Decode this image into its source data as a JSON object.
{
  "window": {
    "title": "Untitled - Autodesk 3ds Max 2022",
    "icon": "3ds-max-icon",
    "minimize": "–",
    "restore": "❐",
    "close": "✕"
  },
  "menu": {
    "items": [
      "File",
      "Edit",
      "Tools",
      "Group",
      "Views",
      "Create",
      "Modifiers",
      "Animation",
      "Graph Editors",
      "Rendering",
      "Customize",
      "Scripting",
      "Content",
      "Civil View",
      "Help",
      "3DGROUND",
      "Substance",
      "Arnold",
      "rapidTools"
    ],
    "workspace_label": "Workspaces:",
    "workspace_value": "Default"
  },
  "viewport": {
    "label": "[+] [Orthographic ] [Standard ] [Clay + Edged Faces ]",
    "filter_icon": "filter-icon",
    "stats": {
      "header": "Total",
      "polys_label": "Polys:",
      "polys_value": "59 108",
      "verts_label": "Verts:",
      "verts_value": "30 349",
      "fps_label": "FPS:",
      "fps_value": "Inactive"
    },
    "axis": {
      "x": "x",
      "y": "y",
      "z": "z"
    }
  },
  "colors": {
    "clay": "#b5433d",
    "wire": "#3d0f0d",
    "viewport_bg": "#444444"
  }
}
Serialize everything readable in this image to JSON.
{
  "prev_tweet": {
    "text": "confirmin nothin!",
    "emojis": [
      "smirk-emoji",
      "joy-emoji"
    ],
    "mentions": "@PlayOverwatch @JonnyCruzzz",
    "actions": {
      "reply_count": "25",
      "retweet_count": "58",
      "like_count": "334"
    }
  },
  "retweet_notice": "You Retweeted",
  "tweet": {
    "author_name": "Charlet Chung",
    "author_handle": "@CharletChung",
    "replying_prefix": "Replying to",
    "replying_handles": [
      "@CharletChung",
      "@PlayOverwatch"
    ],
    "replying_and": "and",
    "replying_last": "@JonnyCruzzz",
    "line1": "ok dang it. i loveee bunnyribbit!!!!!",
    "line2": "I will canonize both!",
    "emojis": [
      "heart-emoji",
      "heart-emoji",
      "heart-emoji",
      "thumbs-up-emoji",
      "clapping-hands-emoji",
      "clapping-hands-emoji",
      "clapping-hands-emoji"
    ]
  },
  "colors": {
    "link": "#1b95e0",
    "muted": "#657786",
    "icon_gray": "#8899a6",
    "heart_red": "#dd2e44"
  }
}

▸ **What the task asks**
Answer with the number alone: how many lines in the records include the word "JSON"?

▸ **Result**
2